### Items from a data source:
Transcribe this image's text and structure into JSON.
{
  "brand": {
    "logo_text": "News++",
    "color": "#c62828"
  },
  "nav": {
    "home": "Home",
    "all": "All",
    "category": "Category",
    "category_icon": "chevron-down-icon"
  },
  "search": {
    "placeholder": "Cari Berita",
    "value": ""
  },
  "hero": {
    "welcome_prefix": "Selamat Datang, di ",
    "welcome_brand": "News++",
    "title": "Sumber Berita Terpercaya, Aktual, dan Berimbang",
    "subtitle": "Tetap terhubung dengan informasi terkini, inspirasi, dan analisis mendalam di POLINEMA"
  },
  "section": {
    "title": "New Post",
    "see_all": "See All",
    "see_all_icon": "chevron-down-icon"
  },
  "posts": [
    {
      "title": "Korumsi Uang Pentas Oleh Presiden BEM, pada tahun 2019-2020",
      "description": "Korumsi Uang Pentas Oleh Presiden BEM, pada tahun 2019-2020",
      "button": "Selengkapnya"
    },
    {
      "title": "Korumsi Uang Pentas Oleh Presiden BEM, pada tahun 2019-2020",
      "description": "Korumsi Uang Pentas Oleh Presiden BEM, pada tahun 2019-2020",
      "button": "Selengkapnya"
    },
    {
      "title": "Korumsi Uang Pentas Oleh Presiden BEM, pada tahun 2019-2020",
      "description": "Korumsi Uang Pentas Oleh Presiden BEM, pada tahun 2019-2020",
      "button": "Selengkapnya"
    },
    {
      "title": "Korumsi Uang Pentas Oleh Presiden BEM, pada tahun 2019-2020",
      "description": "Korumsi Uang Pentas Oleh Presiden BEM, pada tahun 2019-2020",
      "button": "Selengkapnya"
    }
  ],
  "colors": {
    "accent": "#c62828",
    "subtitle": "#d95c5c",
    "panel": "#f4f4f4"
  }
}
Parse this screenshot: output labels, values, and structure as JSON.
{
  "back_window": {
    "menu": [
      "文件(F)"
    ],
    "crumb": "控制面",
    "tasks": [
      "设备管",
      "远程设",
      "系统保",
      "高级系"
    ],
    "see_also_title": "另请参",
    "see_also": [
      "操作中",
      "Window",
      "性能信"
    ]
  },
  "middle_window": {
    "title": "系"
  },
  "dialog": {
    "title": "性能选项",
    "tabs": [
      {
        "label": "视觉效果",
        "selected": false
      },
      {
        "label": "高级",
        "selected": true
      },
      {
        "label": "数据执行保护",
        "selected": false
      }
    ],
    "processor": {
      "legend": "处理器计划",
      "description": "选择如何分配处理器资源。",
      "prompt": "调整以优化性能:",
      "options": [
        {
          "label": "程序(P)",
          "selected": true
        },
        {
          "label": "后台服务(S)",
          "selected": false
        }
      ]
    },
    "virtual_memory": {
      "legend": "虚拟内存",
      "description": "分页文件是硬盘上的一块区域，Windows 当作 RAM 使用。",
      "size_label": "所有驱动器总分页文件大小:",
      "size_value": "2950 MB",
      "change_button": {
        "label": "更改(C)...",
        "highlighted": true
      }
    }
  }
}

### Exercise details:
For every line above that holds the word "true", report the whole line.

### Exercise answer:
        "selected": true
          "selected": true
        "highlighted": true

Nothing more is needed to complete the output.